Your goal:
From the entries that follow, pick out all lines holding "title".

Stored records:
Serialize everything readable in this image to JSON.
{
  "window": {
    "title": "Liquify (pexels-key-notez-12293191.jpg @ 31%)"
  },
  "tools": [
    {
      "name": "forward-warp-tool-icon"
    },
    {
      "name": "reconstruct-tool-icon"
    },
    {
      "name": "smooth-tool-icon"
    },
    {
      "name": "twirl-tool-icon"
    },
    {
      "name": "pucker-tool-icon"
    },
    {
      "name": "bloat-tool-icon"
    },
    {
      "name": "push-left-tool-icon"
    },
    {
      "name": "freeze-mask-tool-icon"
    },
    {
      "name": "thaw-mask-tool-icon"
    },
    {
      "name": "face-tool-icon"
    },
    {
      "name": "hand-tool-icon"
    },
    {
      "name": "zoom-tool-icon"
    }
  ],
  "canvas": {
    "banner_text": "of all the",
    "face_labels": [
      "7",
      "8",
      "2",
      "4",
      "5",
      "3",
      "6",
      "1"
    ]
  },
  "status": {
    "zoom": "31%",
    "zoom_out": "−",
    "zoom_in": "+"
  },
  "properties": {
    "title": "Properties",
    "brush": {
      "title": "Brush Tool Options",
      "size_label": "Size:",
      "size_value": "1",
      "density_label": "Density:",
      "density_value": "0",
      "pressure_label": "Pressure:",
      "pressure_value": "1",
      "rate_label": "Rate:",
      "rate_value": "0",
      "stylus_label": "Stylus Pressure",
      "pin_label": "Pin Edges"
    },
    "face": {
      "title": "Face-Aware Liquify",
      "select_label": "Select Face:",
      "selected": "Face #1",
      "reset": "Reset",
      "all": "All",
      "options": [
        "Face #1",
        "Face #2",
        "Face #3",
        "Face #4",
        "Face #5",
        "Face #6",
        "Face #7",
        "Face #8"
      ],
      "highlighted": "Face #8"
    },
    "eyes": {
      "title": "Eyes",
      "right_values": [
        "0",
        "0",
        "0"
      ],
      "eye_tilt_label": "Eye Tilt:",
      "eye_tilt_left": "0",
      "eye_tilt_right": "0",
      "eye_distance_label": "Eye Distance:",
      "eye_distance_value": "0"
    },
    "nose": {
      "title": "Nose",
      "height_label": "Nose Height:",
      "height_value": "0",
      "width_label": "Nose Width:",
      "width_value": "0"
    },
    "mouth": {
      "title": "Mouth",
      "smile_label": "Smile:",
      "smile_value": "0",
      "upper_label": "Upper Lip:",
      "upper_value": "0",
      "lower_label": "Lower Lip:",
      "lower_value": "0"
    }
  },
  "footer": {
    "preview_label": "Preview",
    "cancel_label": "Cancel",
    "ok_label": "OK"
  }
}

Task answer:
    "title": "Liquify (pexels-key-notez-12293191.jpg @ 31%)"
    "title": "Properties",
      "title": "Brush Tool Options",
      "title": "Face-Aware Liquify",
      "title": "Eyes",
      "title": "Nose",
      "title": "Mouth",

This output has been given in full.